At Global Conference, United Efforts to Empower Women
Women Deliver, the world’s largest conference on the health and rights of women and girls, took on a focus of global change and how that change must empower people without gender bias. And days after participants cultivated expertise from people around the world, conference speakers said the real change lies in making what was discussed a reality.
“Girls and women have such an untapped potential,” said Katja Iversen, CEO of Women Deliver. “Investing in them is not only the right thing to do, it’s the sound thing to do.”
The conference was a rare opportunity where people from diverse backgrounds and experiences all came together to focus on sustainable development, said Crown Princess Mary of Denmark. Princess Mary spoke in Copenhagen, where the conference was held and attracted more than 5,000 business and political leaders, activists and academics from more than 150 countries.
Everyone has a unique story and journey that brought them to the conference, she said in opening statements, but their conviction to achieve transformative change will be what unites them.
“For me the start of my journey, now 7 years ago, were the words, ‘when a women gets pregnant in my country, she has one foot in the grave,” Crown Princess Mary said. An obstetrician had told her of the dire health situations women face in Chad.

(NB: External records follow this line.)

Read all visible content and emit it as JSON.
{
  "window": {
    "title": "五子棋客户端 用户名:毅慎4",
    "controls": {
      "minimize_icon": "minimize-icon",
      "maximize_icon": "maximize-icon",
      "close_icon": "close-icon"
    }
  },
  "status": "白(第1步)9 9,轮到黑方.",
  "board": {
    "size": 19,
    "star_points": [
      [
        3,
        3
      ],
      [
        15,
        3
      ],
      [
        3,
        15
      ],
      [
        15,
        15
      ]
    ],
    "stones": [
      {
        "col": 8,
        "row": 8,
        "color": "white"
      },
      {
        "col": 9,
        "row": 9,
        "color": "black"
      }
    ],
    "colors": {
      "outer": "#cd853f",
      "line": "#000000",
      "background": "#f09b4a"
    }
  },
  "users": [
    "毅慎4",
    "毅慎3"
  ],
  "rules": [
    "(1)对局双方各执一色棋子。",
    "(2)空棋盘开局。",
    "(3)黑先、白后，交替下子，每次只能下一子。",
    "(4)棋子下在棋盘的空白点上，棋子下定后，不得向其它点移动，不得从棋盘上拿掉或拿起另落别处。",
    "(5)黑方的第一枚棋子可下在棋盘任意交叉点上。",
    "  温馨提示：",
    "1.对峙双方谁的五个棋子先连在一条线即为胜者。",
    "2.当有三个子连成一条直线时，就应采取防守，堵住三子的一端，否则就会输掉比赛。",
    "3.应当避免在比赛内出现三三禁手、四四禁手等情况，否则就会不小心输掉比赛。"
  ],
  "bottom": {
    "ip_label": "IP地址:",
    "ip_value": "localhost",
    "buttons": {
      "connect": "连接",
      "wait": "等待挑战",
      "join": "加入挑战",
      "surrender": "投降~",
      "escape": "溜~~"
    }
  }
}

She was saddened and angered to learn that every minute a woman dies during childbirth or pregnancy, she said. Maternal mortality is one of multiple unjust symptoms of inequality, she said, but the global community must work to make promises for development into a reality.
“When a women gets pregnant in my country, she has one foot in the grave,” Crown Princess Mary of Denmark said an obstetrician from Chad had told her.

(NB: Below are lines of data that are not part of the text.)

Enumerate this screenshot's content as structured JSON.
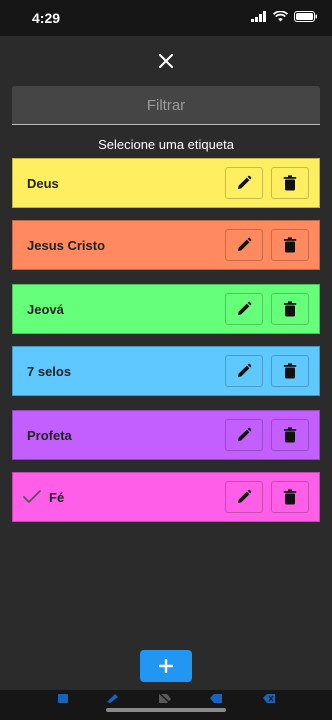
{
  "status": {
    "time": "4:29"
  },
  "filter": {
    "placeholder": "Filtrar"
  },
  "section_title": "Selecione uma etiqueta",
  "tags": [
    {
      "label": "Deus",
      "color": "#ffee5f"
    },
    {
      "label": "Jesus Cristo",
      "color": "#ff8a5f"
    },
    {
      "label": "Jeová",
      "color": "#66ff7a"
    },
    {
      "label": "7 selos",
      "color": "#5fc8ff"
    },
    {
      "label": "Profeta",
      "color": "#c45fff"
    },
    {
      "label": "Fé",
      "color": "#ff5fe8",
      "selected": true
    }
  ],
  "colors": {
    "accent": "#2196f3",
    "background": "#2b2b2b",
    "bar": "#161616"
  },
  "icons": {
    "close": "close-icon",
    "edit": "pencil-icon",
    "delete": "trash-icon",
    "add": "plus-icon",
    "check": "check-icon"
  }
}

The princess was one of many speakers who would address disparities in women’s health, finances, education and overall well-being. But the real challenge lies in implementing change, speakers said.
Now comes the time where attendants, and people around the world must work together to help build a global community that empowers all citizens. In order to obtain this goal, speakers said, we must work towards sustainable development with respect to gender equality and improved health and nutrition for women and girls.
The strength in the conference, speakers said, would be in piecing together the attendees’ narratives from different societies and cultures, and utilizing people of various experiences and knowledge to develop solutions.
CMMB at Women Deliver
Bruce Wilkinson, president and CEO of CMMB, was among the world leaders in attendance at Women Deliver 2016. The individuals he met included Katja Iversen, CEO of Women Deliver , Yvonne Chaka Chaka, a South African singer, activist and U.N. goodwill ambassador, and multiple strategic partners.
As a global health organization, CMMB plays a critical role in the global agenda to end poverty, fight inequality and injustice, and tackle climate change by 2030. The mission echoes initiatives addressed at Women Deliver, and the strategy is part of CMMB’s $500 million commitment to the UN’s Sustainable Development Goals (SDGs).
To reach the most vulnerable populations, especially women and children, organizations must rely on evidence-based strategies, partnerships and unwavering dedication, Wilkinson said.
Wilkinson met with partners from the medical supply company BD, an ally of 10 years that helped their employees volunteer around the world with CMMB. More than 350 BD employees applied for 10 available positions in the Walking the Talk program, dedicated to assisting vulnerable communities in HIV/AIDS prevention and treatment.
Ariel Francisco, CMMB country director in Peru, joined Wilkinson in Copenhagen where the two met with Lacey Ahern, associate director of global health training at The University of Notre Dame. The university has served as a close partner helping students serve around the world at our sites, focused on improving the well-being of women and children.